What the task asks:
The entries shown here must be retyped in full, with no pictures included.

(Dataset rows for apps and sites)
___

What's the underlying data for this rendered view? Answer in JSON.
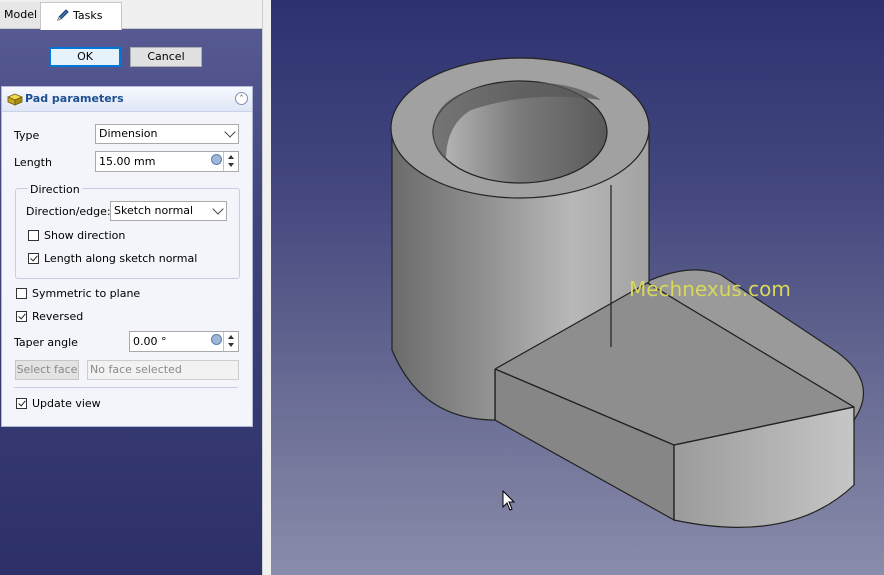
{
  "tabs": {
    "model": "Model",
    "tasks": "Tasks"
  },
  "buttons": {
    "ok": "OK",
    "cancel": "Cancel"
  },
  "panel": {
    "title": "Pad parameters",
    "type_label": "Type",
    "type_value": "Dimension",
    "length_label": "Length",
    "length_value": "15.00 mm",
    "direction_group": "Direction",
    "direction_edge_label": "Direction/edge:",
    "direction_edge_value": "Sketch normal",
    "show_direction": "Show direction",
    "length_along": "Length along sketch normal",
    "symmetric": "Symmetric to plane",
    "reversed": "Reversed",
    "taper_label": "Taper angle",
    "taper_value": "0.00 °",
    "select_face": "Select face",
    "no_face": "No face selected",
    "update_view": "Update view"
  },
  "checks": {
    "show_direction": false,
    "length_along": true,
    "symmetric": false,
    "reversed": true,
    "update_view": true
  },
  "watermark": "Mechnexus.com",
  "colors": {
    "accent": "#1d4f91",
    "model_face": "#9c9c9c"
  }
}
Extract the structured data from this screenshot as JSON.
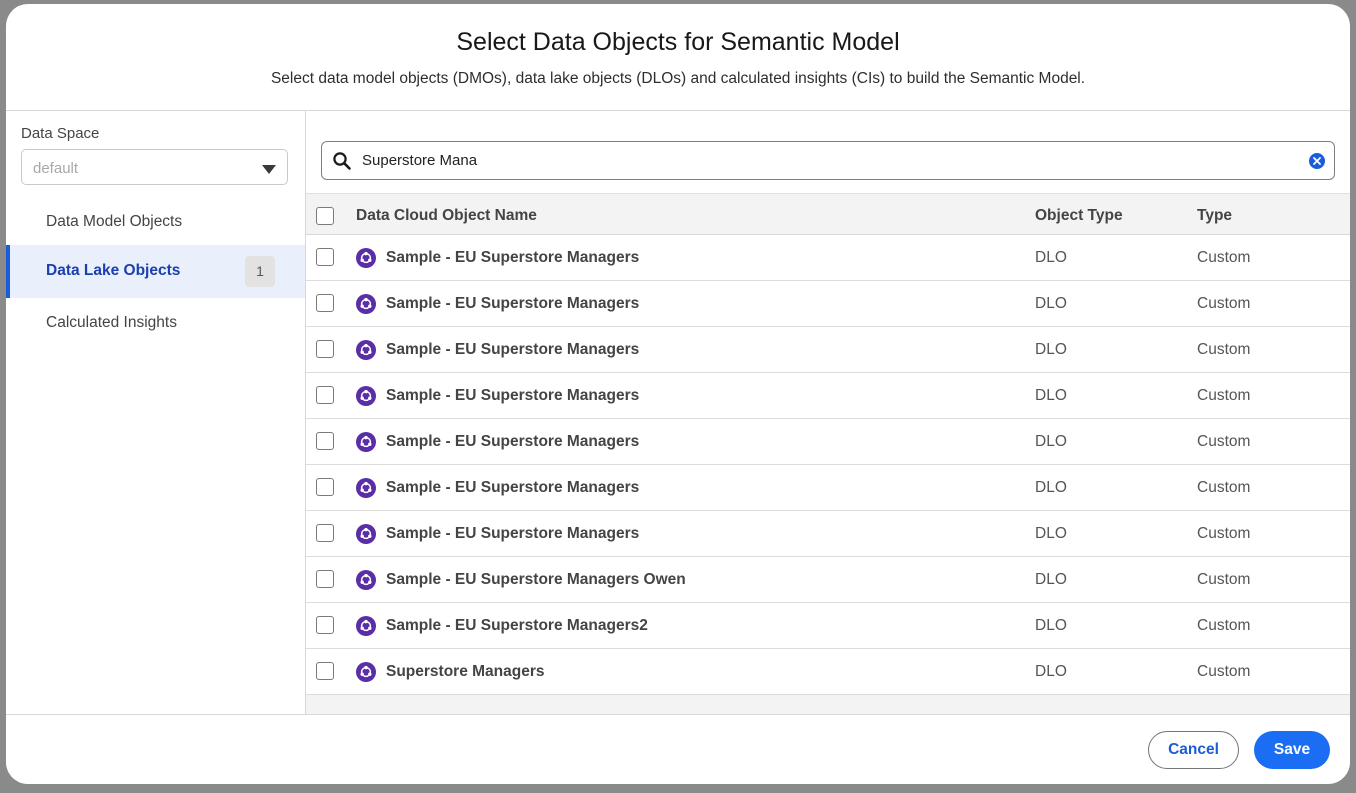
{
  "header": {
    "title": "Select Data Objects for Semantic Model",
    "subtitle": "Select data model objects (DMOs), data lake objects (DLOs) and calculated insights (CIs) to build the Semantic Model."
  },
  "sidebar": {
    "data_space_label": "Data Space",
    "data_space_value": "default",
    "items": [
      {
        "label": "Data Model Objects",
        "badge": ""
      },
      {
        "label": "Data Lake Objects",
        "badge": "1"
      },
      {
        "label": "Calculated Insights",
        "badge": ""
      }
    ]
  },
  "search": {
    "value": "Superstore Mana",
    "icon": "search-icon",
    "clear_icon": "clear-icon"
  },
  "table": {
    "columns": [
      "Data Cloud Object Name",
      "Object Type",
      "Type"
    ],
    "rows": [
      {
        "name": "Sample - EU Superstore Managers",
        "object_type": "DLO",
        "type": "Custom"
      },
      {
        "name": "Sample - EU Superstore Managers",
        "object_type": "DLO",
        "type": "Custom"
      },
      {
        "name": "Sample - EU Superstore Managers",
        "object_type": "DLO",
        "type": "Custom"
      },
      {
        "name": "Sample - EU Superstore Managers",
        "object_type": "DLO",
        "type": "Custom"
      },
      {
        "name": "Sample - EU Superstore Managers",
        "object_type": "DLO",
        "type": "Custom"
      },
      {
        "name": "Sample - EU Superstore Managers",
        "object_type": "DLO",
        "type": "Custom"
      },
      {
        "name": "Sample - EU Superstore Managers",
        "object_type": "DLO",
        "type": "Custom"
      },
      {
        "name": "Sample - EU Superstore Managers Owen",
        "object_type": "DLO",
        "type": "Custom"
      },
      {
        "name": "Sample - EU Superstore Managers2",
        "object_type": "DLO",
        "type": "Custom"
      },
      {
        "name": "Superstore Managers",
        "object_type": "DLO",
        "type": "Custom"
      }
    ]
  },
  "footer": {
    "cancel_label": "Cancel",
    "save_label": "Save"
  },
  "colors": {
    "accent": "#1b6ef3",
    "active_nav_bg": "#eaf0fb",
    "dlo_icon": "#5a2ea6"
  }
}
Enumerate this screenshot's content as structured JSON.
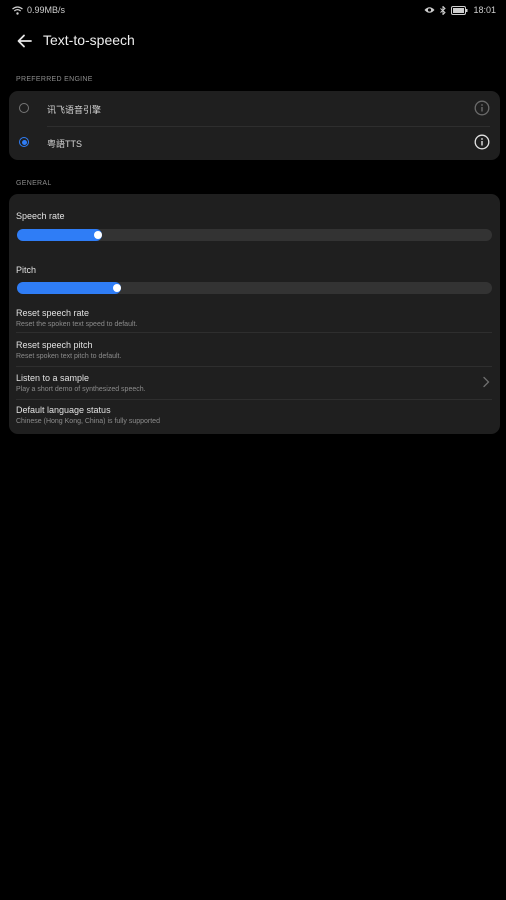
{
  "status_bar": {
    "net_speed": "0.99MB/s",
    "time": "18:01"
  },
  "header": {
    "title": "Text-to-speech"
  },
  "preferred_engine": {
    "label": "PREFERRED ENGINE",
    "engines": [
      {
        "name": "讯飞语音引擎",
        "selected": false
      },
      {
        "name": "粤語TTS",
        "selected": true
      }
    ]
  },
  "general": {
    "label": "GENERAL",
    "speech_rate": {
      "label": "Speech rate",
      "value": 0.17
    },
    "pitch": {
      "label": "Pitch",
      "value": 0.21
    },
    "items": [
      {
        "title": "Reset speech rate",
        "subtitle": "Reset the spoken text speed to default."
      },
      {
        "title": "Reset speech pitch",
        "subtitle": "Reset spoken text pitch to default."
      },
      {
        "title": "Listen to a sample",
        "subtitle": "Play a short demo of synthesized speech."
      },
      {
        "title": "Default language status",
        "subtitle": "Chinese (Hong Kong, China) is fully supported"
      }
    ]
  },
  "colors": {
    "accent": "#2f7df6",
    "card": "#1f1f1f",
    "background": "#000000"
  }
}
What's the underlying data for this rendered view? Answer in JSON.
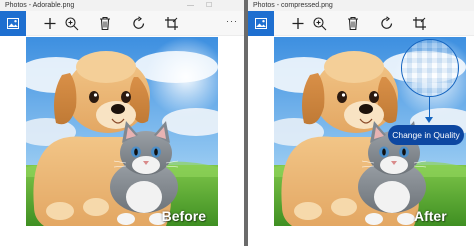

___

Task result:
What's the underlying data for this rendered view? Answer in JSON.
{
  "tabs": {
    "model": "Model",
    "tasks": "Tasks"
  },
  "buttons": {
    "ok": "OK",
    "cancel": "Cancel"
  },
  "panel": {
    "title": "Pad parameters",
    "type_label": "Type",
    "type_value": "Dimension",
    "length_label": "Length",
    "length_value": "15.00 mm",
    "direction_group": "Direction",
    "direction_edge_label": "Direction/edge:",
    "direction_edge_value": "Sketch normal",
    "show_direction": "Show direction",
    "length_along": "Length along sketch normal",
    "symmetric": "Symmetric to plane",
    "reversed": "Reversed",
    "taper_label": "Taper angle",
    "taper_value": "0.00 °",
    "select_face": "Select face",
    "no_face": "No face selected",
    "update_view": "Update view"
  },
  "checks": {
    "show_direction": false,
    "length_along": true,
    "symmetric": false,
    "reversed": true,
    "update_view": true
  },
  "watermark": "Mechnexus.com",
  "colors": {
    "accent": "#1d4f91",
    "model_face": "#9c9c9c"
  }
}
Extract the structured data from this screenshot as JSON.
{
  "header": {
    "title": "Select Data Objects for Semantic Model",
    "subtitle": "Select data model objects (DMOs), data lake objects (DLOs) and calculated insights (CIs) to build the Semantic Model."
  },
  "sidebar": {
    "data_space_label": "Data Space",
    "data_space_value": "default",
    "items": [
      {
        "label": "Data Model Objects",
        "badge": ""
      },
      {
        "label": "Data Lake Objects",
        "badge": "1"
      },
      {
        "label": "Calculated Insights",
        "badge": ""
      }
    ]
  },
  "search": {
    "value": "Superstore Mana",
    "icon": "search-icon",
    "clear_icon": "clear-icon"
  },
  "table": {
    "columns": [
      "Data Cloud Object Name",
      "Object Type",
      "Type"
    ],
    "rows": [
      {
        "name": "Sample - EU Superstore Managers",
        "object_type": "DLO",
        "type": "Custom"
      },
      {
        "name": "Sample - EU Superstore Managers",
        "object_type": "DLO",
        "type": "Custom"
      },
      {
        "name": "Sample - EU Superstore Managers",
        "object_type": "DLO",
        "type": "Custom"
      },
      {
        "name": "Sample - EU Superstore Managers",
        "object_type": "DLO",
        "type": "Custom"
      },
      {
        "name": "Sample - EU Superstore Managers",
        "object_type": "DLO",
        "type": "Custom"
      },
      {
        "name": "Sample - EU Superstore Managers",
        "object_type": "DLO",
        "type": "Custom"
      },
      {
        "name": "Sample - EU Superstore Managers",
        "object_type": "DLO",
        "type": "Custom"
      },
      {
        "name": "Sample - EU Superstore Managers Owen",
        "object_type": "DLO",
        "type": "Custom"
      },
      {
        "name": "Sample - EU Superstore Managers2",
        "object_type": "DLO",
        "type": "Custom"
      },
      {
        "name": "Superstore Managers",
        "object_type": "DLO",
        "type": "Custom"
      }
    ]
  },
  "footer": {
    "cancel_label": "Cancel",
    "save_label": "Save"
  },
  "colors": {
    "accent": "#1b6ef3",
    "active_nav_bg": "#eaf0fb",
    "dlo_icon": "#5a2ea6"
  }
}
Enumerate this screenshot's content as structured JSON.
{
  "status_bar": {
    "net_speed": "0.99MB/s",
    "time": "18:01"
  },
  "header": {
    "title": "Text-to-speech"
  },
  "preferred_engine": {
    "label": "PREFERRED ENGINE",
    "engines": [
      {
        "name": "讯飞语音引擎",
        "selected": false
      },
      {
        "name": "粤語TTS",
        "selected": true
      }
    ]
  },
  "general": {
    "label": "GENERAL",
    "speech_rate": {
      "label": "Speech rate",
      "value": 0.17
    },
    "pitch": {
      "label": "Pitch",
      "value": 0.21
    },
    "items": [
      {
        "title": "Reset speech rate",
        "subtitle": "Reset the spoken text speed to default."
      },
      {
        "title": "Reset speech pitch",
        "subtitle": "Reset spoken text pitch to default."
      },
      {
        "title": "Listen to a sample",
        "subtitle": "Play a short demo of synthesized speech."
      },
      {
        "title": "Default language status",
        "subtitle": "Chinese (Hong Kong, China) is fully supported"
      }
    ]
  },
  "colors": {
    "accent": "#2f7df6",
    "card": "#1f1f1f",
    "background": "#000000"
  }
}
What's the underlying data for this rendered view? Answer in JSON.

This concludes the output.